======== Data for this exercise ========

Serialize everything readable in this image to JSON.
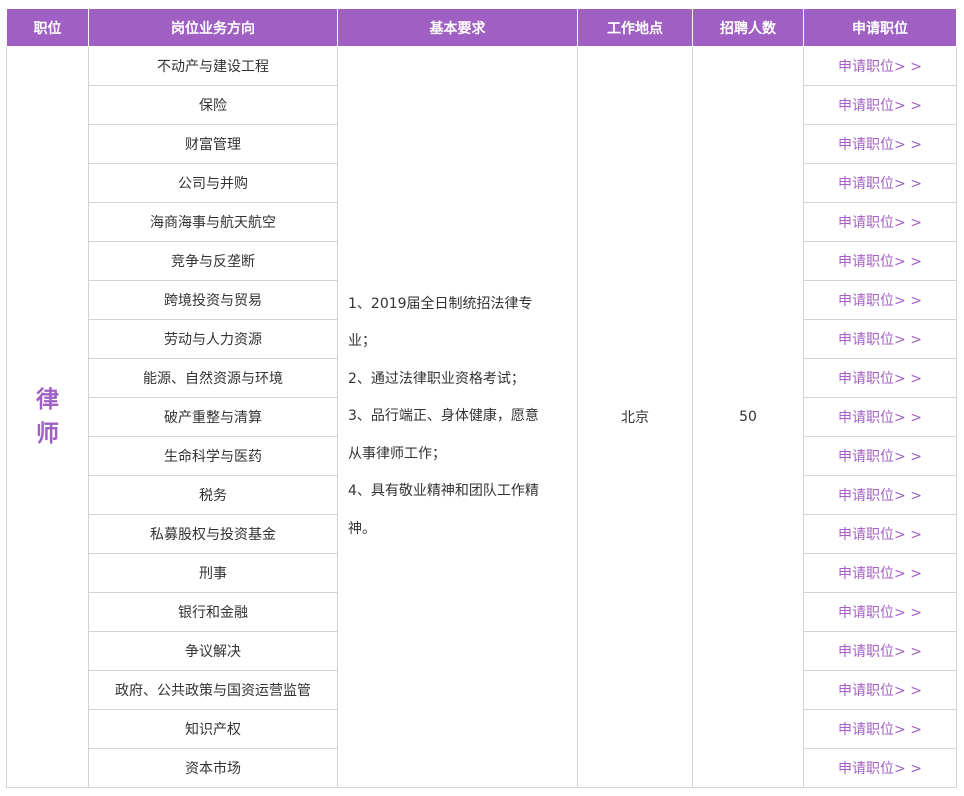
{
  "header": {
    "position": "职位",
    "direction": "岗位业务方向",
    "requirements": "基本要求",
    "location": "工作地点",
    "headcount": "招聘人数",
    "apply": "申请职位"
  },
  "position": {
    "chars": [
      "律",
      "师"
    ]
  },
  "requirements": [
    "1、2019届全日制统招法律专",
    "业；",
    "2、通过法律职业资格考试；",
    "3、品行端正、身体健康，愿意",
    "从事律师工作；",
    "4、具有敬业精神和团队工作精",
    "神。"
  ],
  "location": "北京",
  "headcount": "50",
  "apply_link_label": "申请职位> >",
  "directions": [
    "不动产与建设工程",
    "保险",
    "财富管理",
    "公司与并购",
    "海商海事与航天航空",
    "竞争与反垄断",
    "跨境投资与贸易",
    "劳动与人力资源",
    "能源、自然资源与环境",
    "破产重整与清算",
    "生命科学与医药",
    "税务",
    "私募股权与投资基金",
    "刑事",
    "银行和金融",
    "争议解决",
    "政府、公共政策与国资运营监管",
    "知识产权",
    "资本市场"
  ],
  "colors": {
    "accent": "#9f5fc3",
    "link": "#a55fc7",
    "border": "#d3d3d3"
  }
}
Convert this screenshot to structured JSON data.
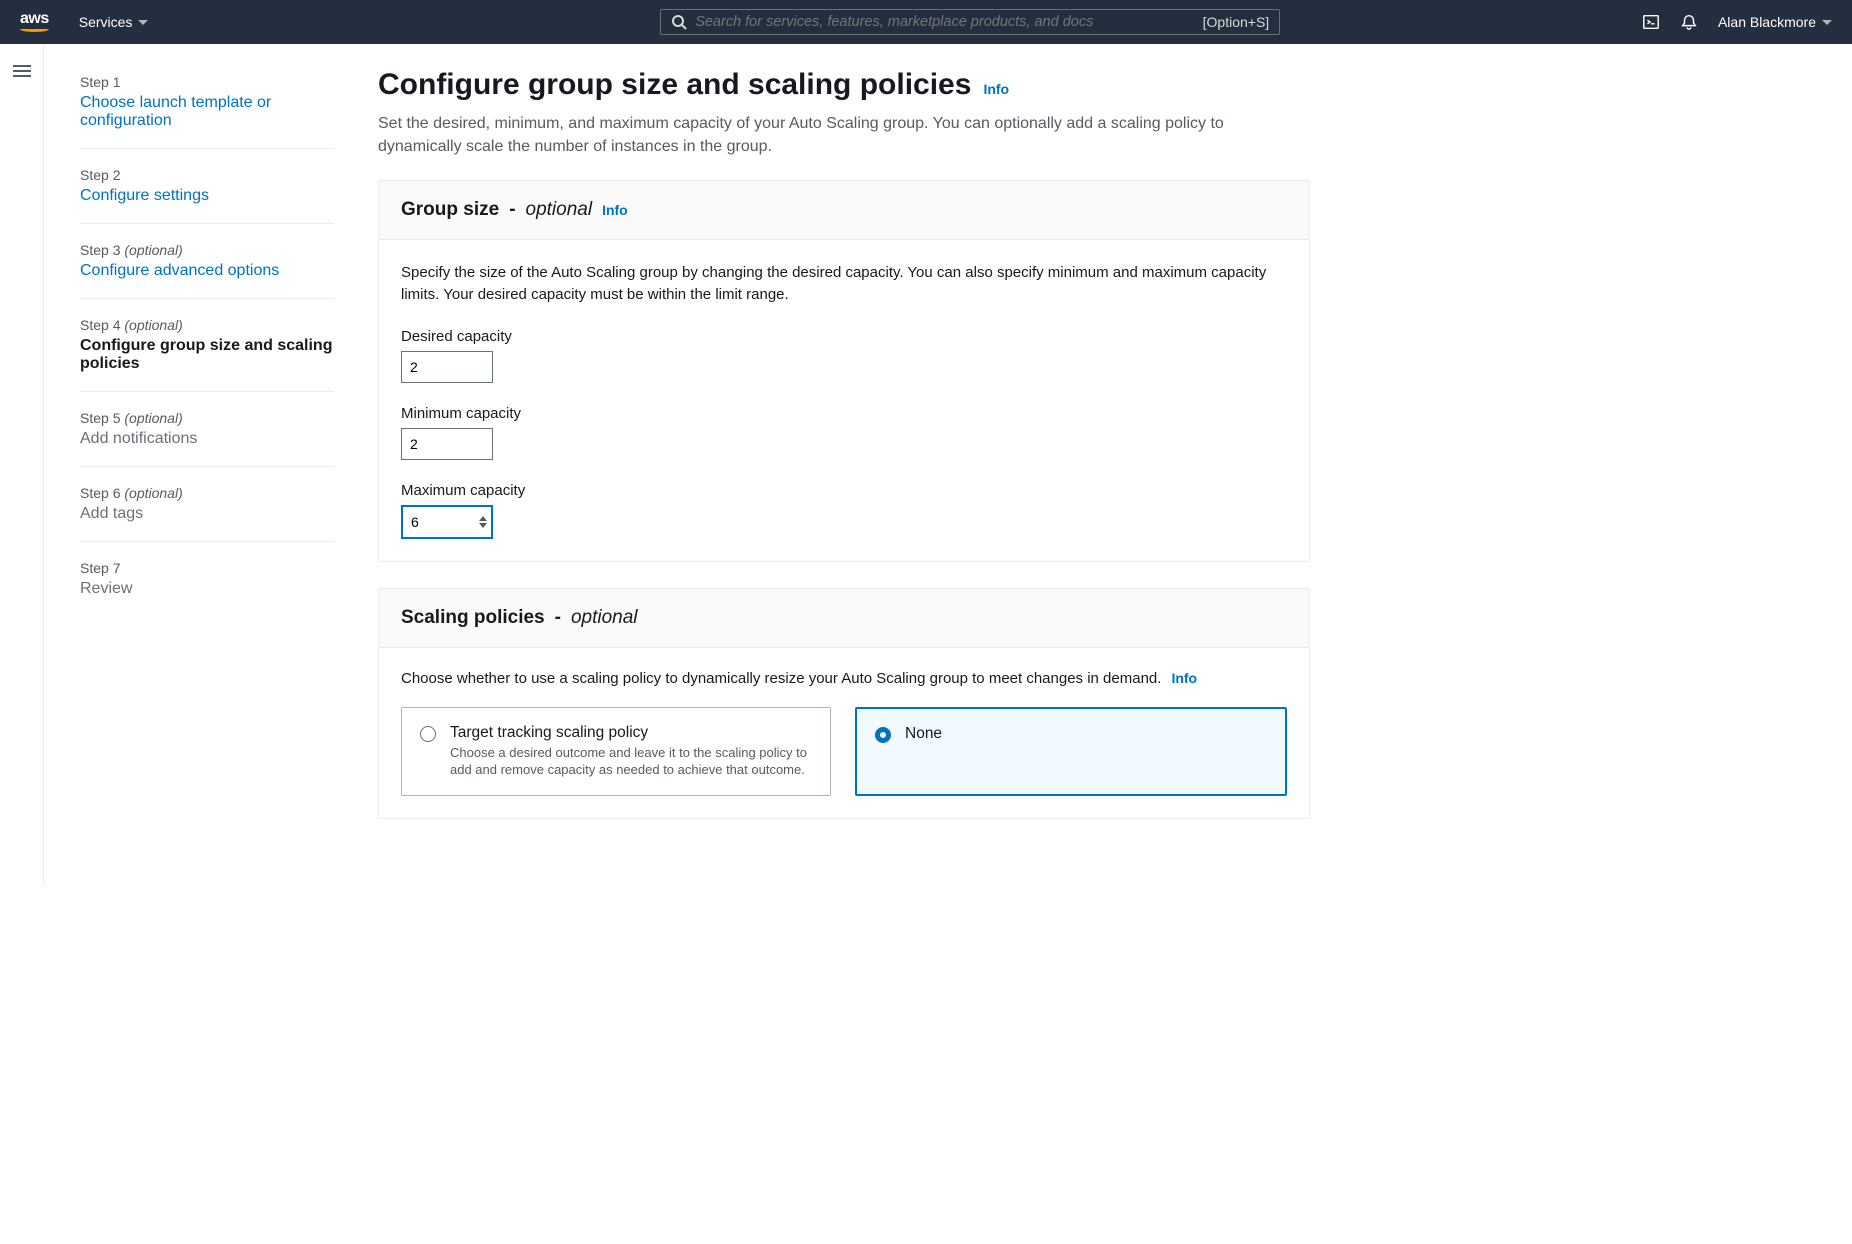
{
  "nav": {
    "services": "Services",
    "search_placeholder": "Search for services, features, marketplace products, and docs",
    "search_shortcut": "[Option+S]",
    "username": "Alan Blackmore"
  },
  "steps": [
    {
      "label": "Step 1",
      "optional": "",
      "title": "Choose launch template or configuration",
      "state": "link"
    },
    {
      "label": "Step 2",
      "optional": "",
      "title": "Configure settings",
      "state": "link"
    },
    {
      "label": "Step 3",
      "optional": "(optional)",
      "title": "Configure advanced options",
      "state": "link"
    },
    {
      "label": "Step 4",
      "optional": "(optional)",
      "title": "Configure group size and scaling policies",
      "state": "current"
    },
    {
      "label": "Step 5",
      "optional": "(optional)",
      "title": "Add notifications",
      "state": "disabled"
    },
    {
      "label": "Step 6",
      "optional": "(optional)",
      "title": "Add tags",
      "state": "disabled"
    },
    {
      "label": "Step 7",
      "optional": "",
      "title": "Review",
      "state": "disabled"
    }
  ],
  "page": {
    "title": "Configure group size and scaling policies",
    "info": "Info",
    "description": "Set the desired, minimum, and maximum capacity of your Auto Scaling group. You can optionally add a scaling policy to dynamically scale the number of instances in the group."
  },
  "group_size": {
    "heading": "Group size",
    "dash": " - ",
    "optional": "optional",
    "info": "Info",
    "description": "Specify the size of the Auto Scaling group by changing the desired capacity. You can also specify minimum and maximum capacity limits. Your desired capacity must be within the limit range.",
    "desired_label": "Desired capacity",
    "desired_value": "2",
    "min_label": "Minimum capacity",
    "min_value": "2",
    "max_label": "Maximum capacity",
    "max_value": "6"
  },
  "scaling_policies": {
    "heading": "Scaling policies",
    "dash": " - ",
    "optional": "optional",
    "description": "Choose whether to use a scaling policy to dynamically resize your Auto Scaling group to meet changes in demand.",
    "info": "Info",
    "tile_target_title": "Target tracking scaling policy",
    "tile_target_desc": "Choose a desired outcome and leave it to the scaling policy to add and remove capacity as needed to achieve that outcome.",
    "tile_none_title": "None"
  }
}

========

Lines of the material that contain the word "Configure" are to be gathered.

      "title": "Configure settings",
      "title": "Configure advanced options",
      "title": "Configure group size and scaling policies",
    "title": "Configure group size and scaling policies",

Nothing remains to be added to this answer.